Modern technology has provoked much change in the world but the approach to civil liberties have so far failed to keep up
In the 1990s a clever entrepreneur came up with a brilliant idea during the wrong time. His name was David Chaum, and his wonderful ability in mathematics allowed him to create a unique digital payment system known as eCash. It was a “technically perfect product which made it possible to safely and anonymously pay over the Internet.” There was just one problem with Mr Chaum’s spectacular business plan; nobody wanted it. He managed to come up with a piece of software during a time in which consumers w
ere too engrossed in the amazing convenience that the advancements in technology and online shopping brought to their lives. As a result of such naivety, Mr Chaum’s company, DigiCash, went bankrupt after a mere 5 year life span.
How people would have loved such a system after the events of 2013. All sorts of malicious actors, from deceitful phishers to ruinous hackers, swarm the internet. Yet the world seems to have come to this realisation a little late; it took a former CIA agent turned-whistleblower and several reports of devastating cyber attacks against various firms to highlight the importances of privacy and data protection in the modern digital age.
However this is not exactly the fault of lawmakers and regulators. The revolutionary entrepreneurialism of Silicon Valley and the venture capitalists who fuel it creates a scenario in which technological innovations are appreciated greatly by consumers, but forget about the wider legal and societal impacts of their work. All the while, the seemingly important considerations like security and privacy, are essentially forgotten, or perhaps only considered when it eventually (and inevitably) becomes a problem.

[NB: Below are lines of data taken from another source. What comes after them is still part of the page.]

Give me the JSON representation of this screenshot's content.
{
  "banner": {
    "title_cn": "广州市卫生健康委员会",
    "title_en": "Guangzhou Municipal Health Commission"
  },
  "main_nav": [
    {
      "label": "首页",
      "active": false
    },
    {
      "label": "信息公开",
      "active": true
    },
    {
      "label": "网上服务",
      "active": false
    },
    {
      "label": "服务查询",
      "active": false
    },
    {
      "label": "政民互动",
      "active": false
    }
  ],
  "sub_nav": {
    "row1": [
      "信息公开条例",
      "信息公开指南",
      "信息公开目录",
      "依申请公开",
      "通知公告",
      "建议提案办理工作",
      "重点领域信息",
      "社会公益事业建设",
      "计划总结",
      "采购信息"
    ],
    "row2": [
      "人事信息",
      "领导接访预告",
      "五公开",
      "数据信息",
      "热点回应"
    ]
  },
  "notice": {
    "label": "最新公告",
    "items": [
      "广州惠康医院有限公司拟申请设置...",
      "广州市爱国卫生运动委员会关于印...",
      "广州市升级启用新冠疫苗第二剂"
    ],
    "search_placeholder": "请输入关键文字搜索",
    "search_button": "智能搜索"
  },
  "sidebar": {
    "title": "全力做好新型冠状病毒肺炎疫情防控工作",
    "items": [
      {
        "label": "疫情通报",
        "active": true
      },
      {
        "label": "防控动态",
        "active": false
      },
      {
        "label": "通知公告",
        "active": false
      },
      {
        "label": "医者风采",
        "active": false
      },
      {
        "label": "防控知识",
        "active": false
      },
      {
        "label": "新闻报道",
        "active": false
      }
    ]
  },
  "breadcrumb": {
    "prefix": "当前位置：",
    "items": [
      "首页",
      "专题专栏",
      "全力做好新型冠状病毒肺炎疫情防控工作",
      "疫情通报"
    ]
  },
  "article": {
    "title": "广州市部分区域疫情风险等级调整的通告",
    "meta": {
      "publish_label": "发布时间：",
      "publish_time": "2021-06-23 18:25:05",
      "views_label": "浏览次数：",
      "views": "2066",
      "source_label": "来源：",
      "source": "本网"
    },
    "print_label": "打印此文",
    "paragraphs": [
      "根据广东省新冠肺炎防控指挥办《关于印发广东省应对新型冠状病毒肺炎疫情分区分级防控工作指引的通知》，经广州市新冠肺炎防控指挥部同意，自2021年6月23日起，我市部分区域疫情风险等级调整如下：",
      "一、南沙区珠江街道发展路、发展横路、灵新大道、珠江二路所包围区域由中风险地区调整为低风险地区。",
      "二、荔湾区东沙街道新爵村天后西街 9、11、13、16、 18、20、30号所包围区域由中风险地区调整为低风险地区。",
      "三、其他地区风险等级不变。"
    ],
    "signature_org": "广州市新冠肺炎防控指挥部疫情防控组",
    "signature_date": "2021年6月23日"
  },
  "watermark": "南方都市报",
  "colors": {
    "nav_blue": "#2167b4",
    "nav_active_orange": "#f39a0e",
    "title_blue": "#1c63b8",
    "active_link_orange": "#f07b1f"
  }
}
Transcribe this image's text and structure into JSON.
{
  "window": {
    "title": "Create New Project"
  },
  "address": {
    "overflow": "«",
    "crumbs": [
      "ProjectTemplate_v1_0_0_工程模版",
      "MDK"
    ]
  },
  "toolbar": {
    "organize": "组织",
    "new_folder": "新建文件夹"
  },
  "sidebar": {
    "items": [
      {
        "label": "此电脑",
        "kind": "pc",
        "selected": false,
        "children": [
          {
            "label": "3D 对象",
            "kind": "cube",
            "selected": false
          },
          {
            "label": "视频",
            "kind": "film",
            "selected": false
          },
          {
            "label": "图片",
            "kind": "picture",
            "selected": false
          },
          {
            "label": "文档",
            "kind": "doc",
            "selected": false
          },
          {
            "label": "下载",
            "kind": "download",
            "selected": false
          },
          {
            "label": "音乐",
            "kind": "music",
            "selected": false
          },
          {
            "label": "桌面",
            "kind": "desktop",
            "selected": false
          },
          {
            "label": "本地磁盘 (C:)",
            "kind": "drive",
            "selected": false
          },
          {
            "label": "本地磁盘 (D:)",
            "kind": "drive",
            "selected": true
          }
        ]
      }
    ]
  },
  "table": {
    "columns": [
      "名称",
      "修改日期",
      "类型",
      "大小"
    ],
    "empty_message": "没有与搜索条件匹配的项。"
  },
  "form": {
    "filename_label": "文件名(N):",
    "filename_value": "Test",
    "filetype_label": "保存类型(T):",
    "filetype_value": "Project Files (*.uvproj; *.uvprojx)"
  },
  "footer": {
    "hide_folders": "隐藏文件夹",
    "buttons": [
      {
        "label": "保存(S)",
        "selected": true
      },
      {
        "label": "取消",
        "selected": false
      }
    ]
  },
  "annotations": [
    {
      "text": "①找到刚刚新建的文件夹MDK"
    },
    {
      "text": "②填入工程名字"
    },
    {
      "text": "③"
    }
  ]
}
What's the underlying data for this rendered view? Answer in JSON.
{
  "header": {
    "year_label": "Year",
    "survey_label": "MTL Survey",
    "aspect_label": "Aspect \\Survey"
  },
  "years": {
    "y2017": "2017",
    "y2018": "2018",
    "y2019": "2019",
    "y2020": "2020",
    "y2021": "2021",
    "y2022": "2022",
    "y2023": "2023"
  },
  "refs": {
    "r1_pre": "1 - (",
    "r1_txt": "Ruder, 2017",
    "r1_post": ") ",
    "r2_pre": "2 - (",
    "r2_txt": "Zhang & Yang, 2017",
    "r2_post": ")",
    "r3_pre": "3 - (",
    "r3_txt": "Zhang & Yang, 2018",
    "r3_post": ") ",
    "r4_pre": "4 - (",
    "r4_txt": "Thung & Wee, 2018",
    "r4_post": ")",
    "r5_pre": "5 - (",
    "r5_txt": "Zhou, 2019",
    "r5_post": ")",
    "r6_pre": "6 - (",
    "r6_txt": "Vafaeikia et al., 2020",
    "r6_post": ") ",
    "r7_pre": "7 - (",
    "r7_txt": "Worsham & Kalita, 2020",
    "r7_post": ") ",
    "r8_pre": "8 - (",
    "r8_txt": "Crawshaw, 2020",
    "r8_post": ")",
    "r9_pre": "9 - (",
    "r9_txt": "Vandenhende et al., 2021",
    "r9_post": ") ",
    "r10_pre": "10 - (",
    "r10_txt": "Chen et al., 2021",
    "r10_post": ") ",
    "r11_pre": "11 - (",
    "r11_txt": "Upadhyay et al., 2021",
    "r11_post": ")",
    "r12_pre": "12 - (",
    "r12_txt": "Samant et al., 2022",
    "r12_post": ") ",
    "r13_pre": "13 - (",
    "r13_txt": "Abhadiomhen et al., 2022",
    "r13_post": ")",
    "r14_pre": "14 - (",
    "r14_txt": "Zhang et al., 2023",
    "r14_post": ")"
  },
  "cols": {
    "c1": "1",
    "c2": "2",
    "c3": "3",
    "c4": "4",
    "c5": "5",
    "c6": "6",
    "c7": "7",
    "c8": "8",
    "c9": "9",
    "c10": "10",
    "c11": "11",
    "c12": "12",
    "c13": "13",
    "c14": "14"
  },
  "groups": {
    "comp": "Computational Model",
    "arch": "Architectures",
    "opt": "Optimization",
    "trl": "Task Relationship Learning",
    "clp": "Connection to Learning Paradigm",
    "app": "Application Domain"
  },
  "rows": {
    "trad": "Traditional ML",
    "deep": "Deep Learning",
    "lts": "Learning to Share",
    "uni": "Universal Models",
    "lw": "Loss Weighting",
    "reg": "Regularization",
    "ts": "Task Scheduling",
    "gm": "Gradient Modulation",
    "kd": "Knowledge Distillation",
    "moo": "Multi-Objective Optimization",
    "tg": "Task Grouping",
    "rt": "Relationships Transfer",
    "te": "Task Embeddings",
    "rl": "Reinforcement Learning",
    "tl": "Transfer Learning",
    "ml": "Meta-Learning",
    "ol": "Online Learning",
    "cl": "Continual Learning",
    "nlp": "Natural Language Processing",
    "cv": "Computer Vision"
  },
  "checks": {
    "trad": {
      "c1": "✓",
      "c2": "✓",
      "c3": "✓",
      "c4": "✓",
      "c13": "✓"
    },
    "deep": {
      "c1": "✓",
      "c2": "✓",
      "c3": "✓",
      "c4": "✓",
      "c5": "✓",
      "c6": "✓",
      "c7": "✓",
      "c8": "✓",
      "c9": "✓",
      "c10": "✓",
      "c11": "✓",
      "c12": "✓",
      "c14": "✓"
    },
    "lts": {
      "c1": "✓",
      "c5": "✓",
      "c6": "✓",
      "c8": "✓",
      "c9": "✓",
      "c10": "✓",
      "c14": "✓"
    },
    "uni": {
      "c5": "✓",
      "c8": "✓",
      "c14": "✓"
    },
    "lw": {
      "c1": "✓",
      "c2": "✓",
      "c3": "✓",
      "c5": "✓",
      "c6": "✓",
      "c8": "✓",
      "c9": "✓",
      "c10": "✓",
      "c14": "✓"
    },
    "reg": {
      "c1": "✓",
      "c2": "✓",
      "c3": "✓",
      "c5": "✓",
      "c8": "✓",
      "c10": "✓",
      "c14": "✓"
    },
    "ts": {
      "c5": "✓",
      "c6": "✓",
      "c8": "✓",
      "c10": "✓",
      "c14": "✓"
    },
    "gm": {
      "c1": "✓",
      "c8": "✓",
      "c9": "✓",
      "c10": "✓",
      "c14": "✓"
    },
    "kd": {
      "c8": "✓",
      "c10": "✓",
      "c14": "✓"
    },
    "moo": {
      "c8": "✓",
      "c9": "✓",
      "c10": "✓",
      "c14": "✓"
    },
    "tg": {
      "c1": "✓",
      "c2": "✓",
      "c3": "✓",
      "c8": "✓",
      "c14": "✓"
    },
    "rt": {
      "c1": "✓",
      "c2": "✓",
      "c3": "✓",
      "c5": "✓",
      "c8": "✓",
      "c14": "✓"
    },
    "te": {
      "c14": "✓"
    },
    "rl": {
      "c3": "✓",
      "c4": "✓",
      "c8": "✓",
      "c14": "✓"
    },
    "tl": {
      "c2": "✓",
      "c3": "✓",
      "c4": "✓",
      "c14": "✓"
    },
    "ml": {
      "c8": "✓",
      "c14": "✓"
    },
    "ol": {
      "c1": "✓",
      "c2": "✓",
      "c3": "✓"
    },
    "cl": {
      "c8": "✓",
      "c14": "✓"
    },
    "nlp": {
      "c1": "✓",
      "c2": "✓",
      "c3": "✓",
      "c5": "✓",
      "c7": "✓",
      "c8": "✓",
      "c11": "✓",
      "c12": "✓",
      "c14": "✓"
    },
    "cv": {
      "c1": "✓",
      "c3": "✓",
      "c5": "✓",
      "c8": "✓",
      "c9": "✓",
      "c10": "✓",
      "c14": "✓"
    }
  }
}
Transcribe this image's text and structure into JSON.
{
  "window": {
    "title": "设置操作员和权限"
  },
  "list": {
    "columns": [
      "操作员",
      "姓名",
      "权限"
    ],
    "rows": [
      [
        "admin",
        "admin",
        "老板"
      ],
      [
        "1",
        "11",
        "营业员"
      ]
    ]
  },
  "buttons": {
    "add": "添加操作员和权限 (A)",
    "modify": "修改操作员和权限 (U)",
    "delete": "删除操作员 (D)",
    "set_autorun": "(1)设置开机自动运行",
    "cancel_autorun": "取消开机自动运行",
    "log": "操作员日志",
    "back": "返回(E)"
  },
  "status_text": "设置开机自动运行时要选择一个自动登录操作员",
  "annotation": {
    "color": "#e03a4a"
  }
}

This attitude towards the development of modern technology by business seems to have a contagious affect on consumers as well. They too have been so willingly to embrace technology and be dazzled by its apparent brilliance that they forget about their own privacy or security. So much so that when a window pops up on their desktop informing users that a software update is needed, their immediate reaction is to close down that window as quickly as possible to stop it from ruining their quality time with their machines. Or when signing up for a new digital service or app, they willingly give away their details in a hurry to be immersed by what it has to offer.
As a result, businesses take advantage of the apparent merits of the information age to come up with lucrative business models. Amazon uses purchasing history data to suggest and promote products which users are more likely to buy. Facebook uses a similar model to sell ads to businesses. Or users may voluntarily provide their data, such as revealing their location to use a maps app. Essentially, in the modern digital world, data has become the new currency.
Yet when the Snowden revelations occurred and people learned that their internet lives may have been or will be spied on by their government, they were furious. But their anger seemed to make them no less ignorant. This was clearly evident during an episode of Last Week Tonight with John Oliver from last year in which various US citizens were quizzed on the subject of government surveillance. It demonstrated that hardly any of the public had a clear idea of who Snowden was, what he did and nor did they have sufficient knowledge of the programs through which the US government used to snoop on them.
But this should not be interpreted as people not caring about their privacy. Numerous opinion polls suggest that privacy is still a very desirable notion. The general way in which society has embraced technology instead suggests that the idea of privacy in the digital age has changed from the traditional notions. It is more about people having control of their data and personal information. There is some data they wish to make public, some they wish to share just with other trusted parties with consent, and some which they wish to keep private.
Although, giving users the tools they need to adequately control their data is not always provided. A study conducted by Lancaster University looked at whether the privacy policies of the 16 most popular social media platforms could be translated into the controls they provide to their users. It found that, for the most part, this was not the case.
Thus, this is where policy should be focused; greater user empowerment. Modern technology has been developed with privacy not considered. The internet, for example, was made to share data, not keep it private. Thus, users should be given the ability to control their privacy and also given information in a tangible form to make them aware of exactly what happens to their data when they volunteer it. As Steve Jobs once put it, “Privacy means knowing what you’re signing up for.” This is, perhaps, what privacy in the digital age truly is.